The Oregonian/OregonLive reports that Baker County Circuit Judge Matthew B. Shirtcliff told the state Supreme Court Tuesday he will not alter the preliminary injunction that declared Brown’s directives “null and void.″ The Supreme Court last week stayed Shirtcliff’s original ruling.
“I have elected to stand by my original ruling,″ the judge wrote to the lawyers involved in the case. ” I will not be vacating the May 18, 2020 Order Granting Preliminary Injunctive Relief and Denying Motion to Dismiss or taking other action.″
The state Supreme Court will now accept further legal briefs until June 2 before it decides whether it should uphold or dismiss Shirtcliff’s preliminary injunction.

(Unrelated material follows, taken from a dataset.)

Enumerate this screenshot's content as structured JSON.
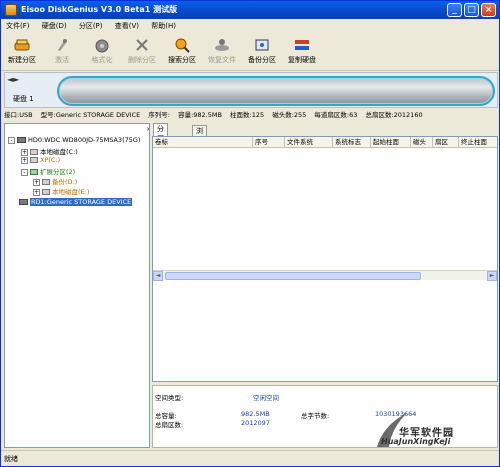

The governor had won an emergency stay, meaning a hold on the injunction, allowing her executive “Stay Home Save Lives″ orders to remain in effect, until the state Supreme Court hears the merits of the case.

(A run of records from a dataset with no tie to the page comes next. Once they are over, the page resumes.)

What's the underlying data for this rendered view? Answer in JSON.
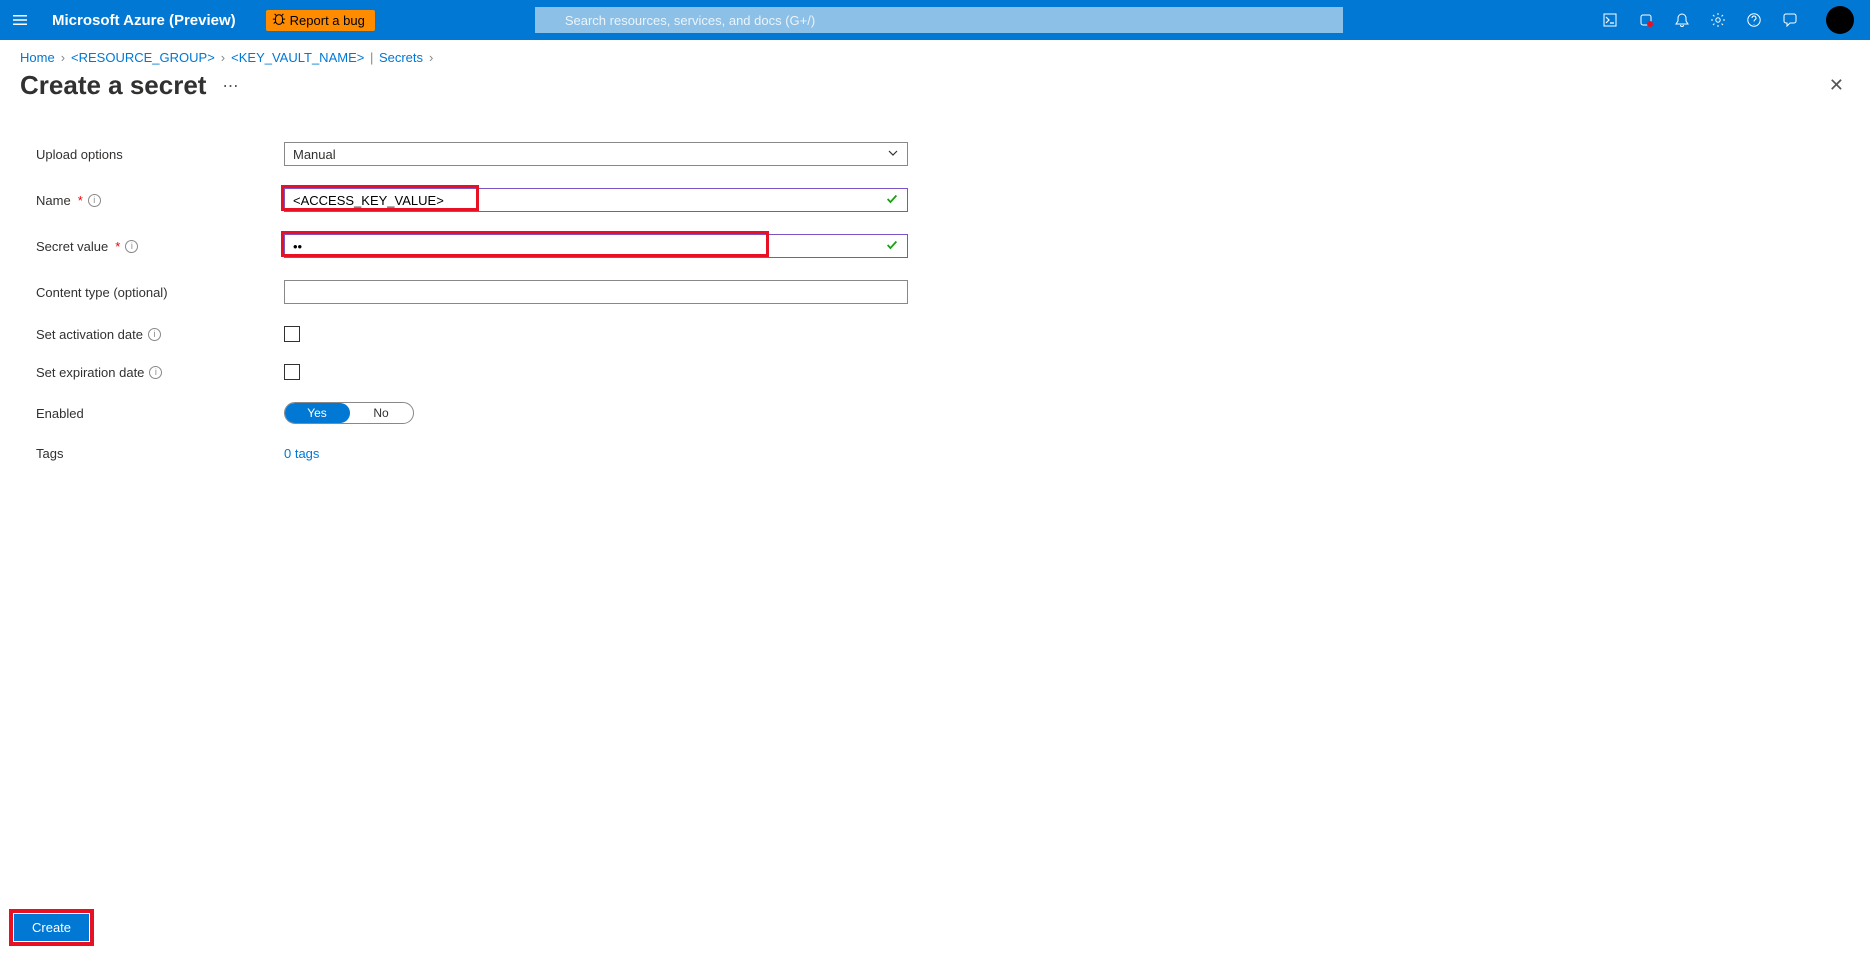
{
  "topbar": {
    "portal_name": "Microsoft Azure (Preview)",
    "report_bug": "Report a bug",
    "search_placeholder": "Search resources, services, and docs (G+/)"
  },
  "breadcrumbs": {
    "home": "Home",
    "resource_group": "<RESOURCE_GROUP>",
    "keyvault": "<KEY_VAULT_NAME>",
    "secrets": "Secrets"
  },
  "page": {
    "title": "Create a secret"
  },
  "form": {
    "upload_options": {
      "label": "Upload options",
      "value": "Manual"
    },
    "name": {
      "label": "Name",
      "value": "<ACCESS_KEY_VALUE>"
    },
    "secret_value": {
      "label": "Secret value",
      "value": "••"
    },
    "content_type": {
      "label": "Content type (optional)",
      "value": ""
    },
    "activation": {
      "label": "Set activation date"
    },
    "expiration": {
      "label": "Set expiration date"
    },
    "enabled": {
      "label": "Enabled",
      "yes": "Yes",
      "no": "No"
    },
    "tags": {
      "label": "Tags",
      "link": "0 tags"
    }
  },
  "footer": {
    "create": "Create"
  }
}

The state now has until Thursday to file further briefing in support of its push to dismiss Shirtcliff’s injunction, and the 10 churches and 21 others who sought the injunction will have until next Tuesday to respond.
Shirtcliff had ruled last week that the governor’s executive orders in response to the global pandemic exceeded a 28-day limit adopted by state lawmakers and were no longer valid in response to a suit filed by 10 churches, the non-profit Pacific Justice Institute and 21 others against the governor. Shirtcliff is the only judge seated in Baker County, where the suit was filed.
On Saturday, the high court justices ordered the trial judge to either dismiss the injunction or explain why he shouldn’t.
The state Supreme Court’s direction Saturday showed it had found the governor made a serious challenge to the injunction. If the state’s high court thought the governor’s petition was frivolous, it would have thrown out the petition, said Steve Kanter, a retired law professor and dean emeritus at Lewis & Clark Law School.
Legal observers said they didn’t expect Shirtcliff to back down from his ruling made eight days earlier. Now, the state Supreme Court will decide the merits of the case.
The churches had successfully argued in Baker County that ORS 433.441 limits declared public health emergencies to 14 days, or up to 28 days maximum, and because COVID-19 is a public health crisis, that limitation applied. They also had argued that the governor’s social gathering restrictions had violated their constitutional right to the freedom of religion and assembly.